Prepaid card market heats up — and the fees are plentiful
Prepaid debit cards are everywhere these days — and so are their fees.

The cards allow you to load cash onto them and are accepted by businesses just like other types of plastic.

But you might have to pay a fee to activate the card, make ATM withdrawals, check your balance, talk to customer service or reload money onto the card. Monthly fees can be as high as $14.95, and you could be dinged up to $5.95 if you haven't used the card in a while.

"This is sort of a gift card with lots of fees," says Ruth Susswein, a spokeswoman with Consumer Action, which recently published a survey on prepaid card fees. "There can be fees for the most absurd reasons."

Not all cards charge all these fees, of course. It's possible to find cards without maintenance and activation fees and that don't charge to reload money.

And savvy consumers can shop around for a card with the fewest fees based on the way they will use the plastic.
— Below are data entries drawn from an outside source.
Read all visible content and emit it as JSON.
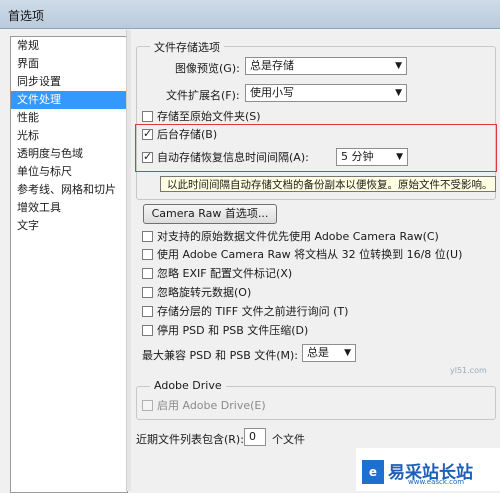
{
  "window": {
    "title": "首选项"
  },
  "sidebar": {
    "items": [
      {
        "label": "常规"
      },
      {
        "label": "界面"
      },
      {
        "label": "同步设置"
      },
      {
        "label": "文件处理"
      },
      {
        "label": "性能"
      },
      {
        "label": "光标"
      },
      {
        "label": "透明度与色域"
      },
      {
        "label": "单位与标尺"
      },
      {
        "label": "参考线、网格和切片"
      },
      {
        "label": "增效工具"
      },
      {
        "label": "文字"
      }
    ],
    "selected_index": 3
  },
  "file_save": {
    "group_title": "文件存储选项",
    "image_preview": {
      "label": "图像预览(G):",
      "value": "总是存储"
    },
    "file_extension": {
      "label": "文件扩展名(F):",
      "value": "使用小写"
    },
    "save_to_original": {
      "label": "存储至原始文件夹(S)",
      "checked": false
    },
    "background_save": {
      "label": "后台存储(B)",
      "checked": true
    },
    "autosave": {
      "label": "自动存储恢复信息时间间隔(A):",
      "checked": true,
      "interval": "5 分钟"
    }
  },
  "tooltip": "以此时间间隔自动存储文档的备份副本以便恢复。原始文件不受影响。",
  "compat": {
    "camera_raw_button": "Camera Raw 首选项...",
    "options": [
      {
        "label": "对支持的原始数据文件优先使用 Adobe Camera Raw(C)",
        "checked": false
      },
      {
        "label": "使用 Adobe Camera Raw 将文档从 32 位转换到 16/8 位(U)",
        "checked": false
      },
      {
        "label": "忽略 EXIF 配置文件标记(X)",
        "checked": false
      },
      {
        "label": "忽略旋转元数据(O)",
        "checked": false
      },
      {
        "label": "存储分层的 TIFF 文件之前进行询问 (T)",
        "checked": false
      },
      {
        "label": "停用 PSD 和 PSB 文件压缩(D)",
        "checked": false
      }
    ],
    "max_compat": {
      "label": "最大兼容 PSD 和 PSB 文件(M):",
      "value": "总是"
    }
  },
  "adobe_drive": {
    "group_title": "Adobe Drive",
    "enable": {
      "label": "启用 Adobe Drive(E)",
      "checked": false,
      "enabled": false
    }
  },
  "recent_files": {
    "label_before": "近期文件列表包含(R):",
    "value": "0",
    "label_after": "个文件"
  },
  "watermark": {
    "name": "易采站长站",
    "url": "www.easck.com",
    "logo_glyph": "e",
    "faint": "yl51.com"
  },
  "colors": {
    "selection": "#3399ff",
    "highlight_border": "#d83b3b",
    "tooltip_bg": "#ffffe1"
  }
}
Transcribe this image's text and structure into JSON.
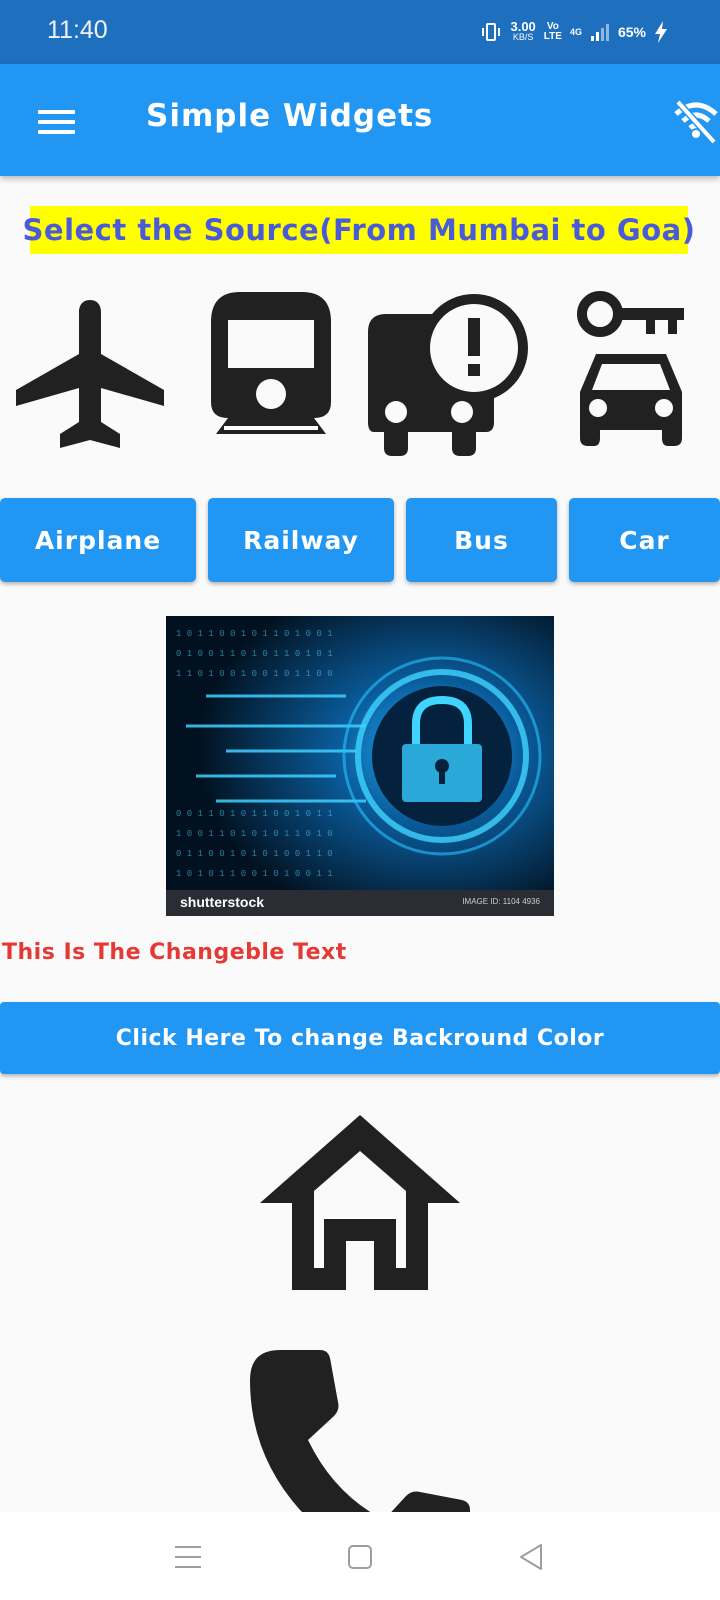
{
  "status_bar": {
    "time": "11:40",
    "net_speed_value": "3.00",
    "net_speed_unit": "KB/S",
    "volte_line1": "Vo",
    "volte_line2": "LTE",
    "network": "4G",
    "battery": "65%",
    "icons": [
      "vibrate-icon",
      "signal-icon",
      "charging-icon"
    ]
  },
  "app_bar": {
    "title": "Simple Widgets",
    "menu_icon": "hamburger-menu-icon",
    "action_icon": "wifi-off-icon"
  },
  "heading": "Select the Source(From Mumbai to Goa)",
  "transport_icons": [
    "airplane-icon",
    "train-icon",
    "bus-alert-icon",
    "car-rental-icon"
  ],
  "buttons": {
    "airplane": "Airplane",
    "railway": "Railway",
    "bus": "Bus",
    "car": "Car"
  },
  "image": {
    "brand": "shutterstock",
    "id_text": "IMAGE ID: 1104 4936",
    "subject": "lock-security-icon"
  },
  "changeable_text": "This Is The Changeble Text",
  "change_bg_button": "Click Here To change Backround Color",
  "bottom_icons": [
    "home-icon",
    "phone-icon"
  ],
  "nav_bar": [
    "menu-nav-icon",
    "home-nav-icon",
    "back-nav-icon"
  ],
  "colors": {
    "status_bar": "#1e6fbe",
    "primary": "#2196f3",
    "heading_bg": "#ffff00",
    "heading_text": "#4a5bd9",
    "changeable_text": "#e53935",
    "icon": "#212121",
    "background": "#fafafa"
  }
}
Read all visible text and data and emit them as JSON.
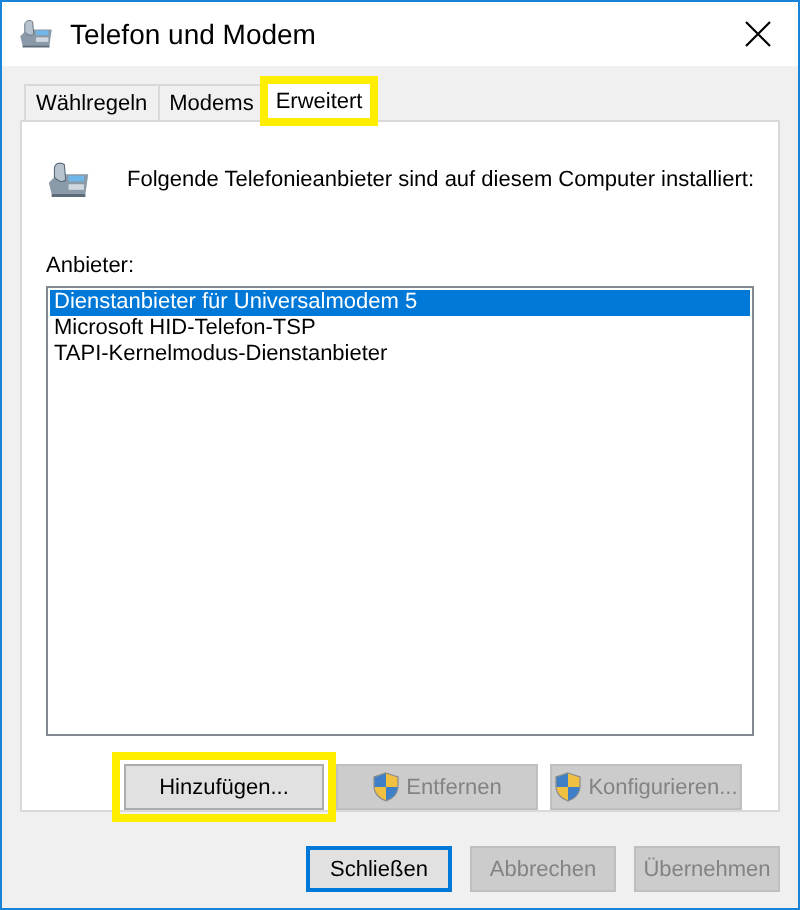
{
  "window": {
    "title": "Telefon und Modem"
  },
  "tabs": [
    {
      "label": "Wählregeln",
      "selected": false,
      "highlighted": false
    },
    {
      "label": "Modems",
      "selected": false,
      "highlighted": false
    },
    {
      "label": "Erweitert",
      "selected": true,
      "highlighted": true
    }
  ],
  "intro": "Folgende Telefonieanbieter sind auf diesem Computer installiert:",
  "list_label": "Anbieter:",
  "providers": [
    {
      "name": "Dienstanbieter für Universalmodem 5",
      "selected": true
    },
    {
      "name": "Microsoft HID-Telefon-TSP",
      "selected": false
    },
    {
      "name": "TAPI-Kernelmodus-Dienstanbieter",
      "selected": false
    }
  ],
  "panel_buttons": [
    {
      "label": "Hinzufügen...",
      "disabled": false,
      "shield": false,
      "highlighted": true
    },
    {
      "label": "Entfernen",
      "disabled": true,
      "shield": true,
      "highlighted": false
    },
    {
      "label": "Konfigurieren...",
      "disabled": true,
      "shield": true,
      "highlighted": false
    }
  ],
  "dialog_buttons": [
    {
      "label": "Schließen",
      "disabled": false,
      "default": true
    },
    {
      "label": "Abbrechen",
      "disabled": true,
      "default": false
    },
    {
      "label": "Übernehmen",
      "disabled": true,
      "default": false
    }
  ]
}
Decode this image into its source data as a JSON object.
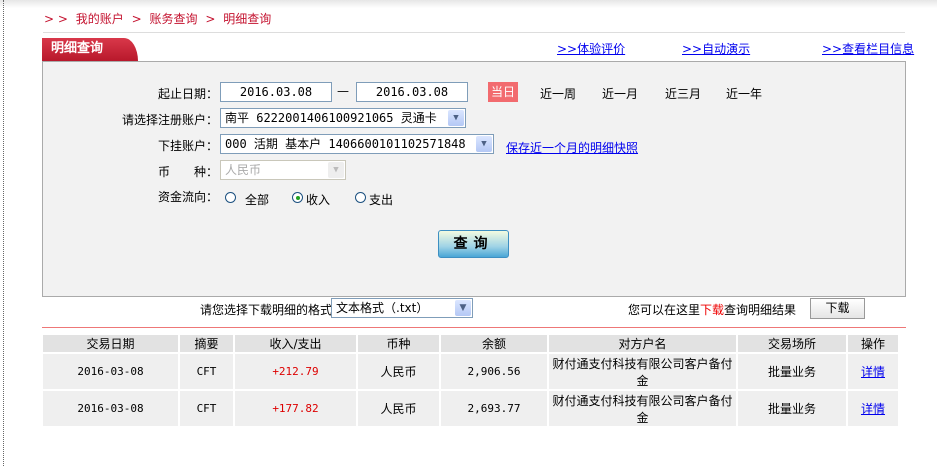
{
  "breadcrumb": [
    "> >",
    "我的账户",
    ">",
    "账务查询",
    ">",
    "明细查询"
  ],
  "tab_title": "明细查询",
  "top_links": [
    ">>体验评价",
    ">>自动演示",
    ">>查看栏目信息"
  ],
  "form": {
    "date_label": "起止日期：",
    "start_date": "2016.03.08",
    "dash": "—",
    "end_date": "2016.03.08",
    "today": "当日",
    "ranges": [
      "近一周",
      "近一月",
      "近三月",
      "近一年"
    ],
    "account_label": "请选择注册账户：",
    "account_value": "南平 6222001406100921065 灵通卡",
    "sub_label": "下挂账户：",
    "sub_value": "000 活期 基本户 1406600101102571848",
    "snapshot_link": "保存近一个月的明细快照",
    "currency_label": "币　　种：",
    "currency_value": "人民币",
    "flow_label": "资金流向：",
    "flow_options": [
      "全部",
      "收入",
      "支出"
    ],
    "flow_selected": "收入",
    "query_button": "查询"
  },
  "download": {
    "format_label": "请您选择下载明细的格式",
    "format_value": "文本格式（.txt）",
    "hint_prefix": "您可以在这里",
    "hint_em": "下载",
    "hint_suffix": "查询明细结果",
    "button": "下载"
  },
  "table": {
    "headers": [
      "交易日期",
      "摘要",
      "收入/支出",
      "币种",
      "余额",
      "对方户名",
      "交易场所",
      "操作"
    ],
    "rows": [
      [
        "2016-03-08",
        "CFT",
        "+212.79",
        "人民币",
        "2,906.56",
        "财付通支付科技有限公司客户备付金",
        "批量业务",
        "详情"
      ],
      [
        "2016-03-08",
        "CFT",
        "+177.82",
        "人民币",
        "2,693.77",
        "财付通支付科技有限公司客户备付金",
        "批量业务",
        "详情"
      ]
    ]
  },
  "colors": {
    "accent": "#c4122f",
    "income": "#dd0000",
    "link": "#0000ee"
  }
}
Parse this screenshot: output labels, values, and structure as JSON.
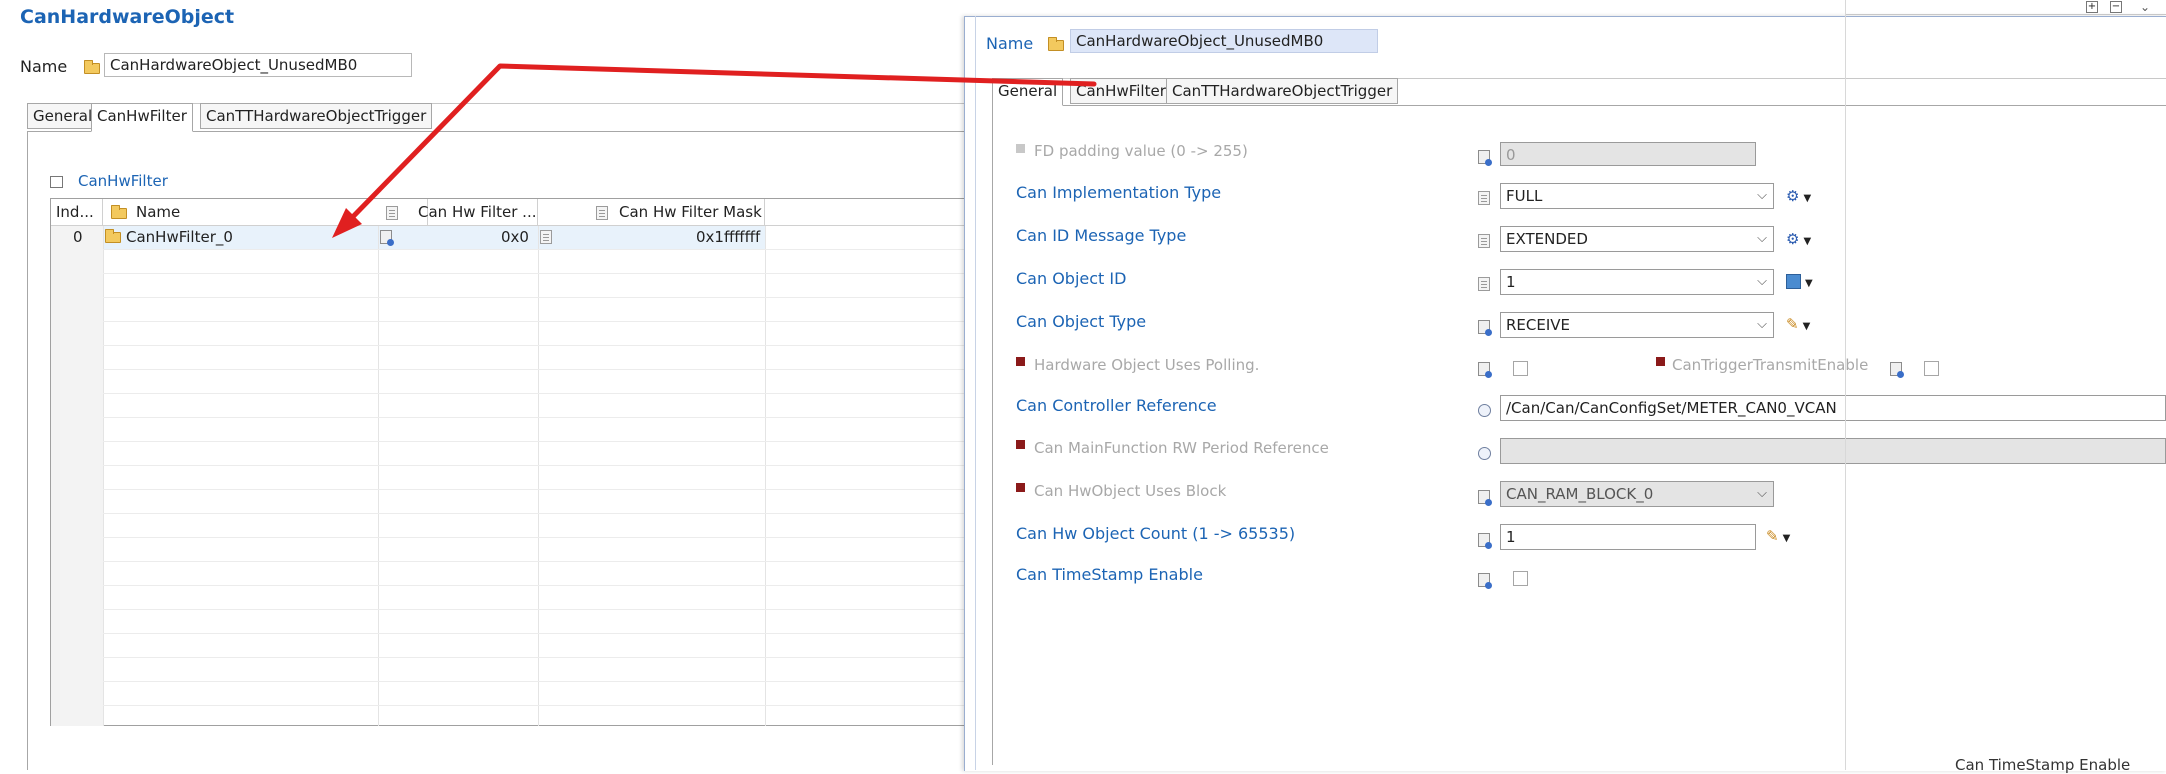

You can, for instance, avoid monthly charges with some cards by loading $500 or $1,000 each month onto the card.

But the important thing is that you do your homework before buying a prepaid card — and that includes exploring whether cheaper bank alternatives exist. Otherwise, you might find yourself nickeled-and-dimed just to use your own money.

The prepaid card market has been growing rapidly for several reasons.

"It addresses a need that checking can't," says Anisha Sekar, vice president of debit and credit products at NerdWallet, a card comparison website.

Prepaid cards appeal to people trying to control spending and avoid overdraft fees, which typically run $35, Sekar says.

The cards also are used by consumers who don't want a regular bank account or can't get one because they bounced too many checks.

Some colleges use the cards as student IDs and to disburse financial aid, says Ben Jackson, a senior analyst with Mercator Advisory Group, a market research and consulting firm.

And consumers also buy prepaid cards to shop online without exposing their debit card information on the Internet, Jackson adds. (That's not a bad idea, given the lax security provided by some businesses.)

Financial services companies are jumping on the prepaid bandwagon. Just last week Chase announced the launch of Chase Liquid, a prepaid card that will be available nationwide this summer.

For financial institutions, prepaid cards are a way to reach the estimated 60 million Americans without a traditional banking relationship. It also gives them a product to market to college students, now that federal law restricts young adults from getting credit cards on their own.

And most reloadable prepaid cards aren't subject to new federal limits on how much banks can charge merchants to process transactions.

"The prepaid card market is another way to fill the revenue hole," says Greg McBride, a senior financial analyst with

Mercator reports that $28.6 billion was loaded onto prepaid cards three years ago, and it projects that figure will climb to $167.2 billion in 2014.

And that's not even counting all the prepaid cards used for payroll and government benefits, another area where the use of this plastic is growing. Next year, Social Security beneficiaries who don't get benefits directly deposited in a bank or credit union will receive a prepaid card.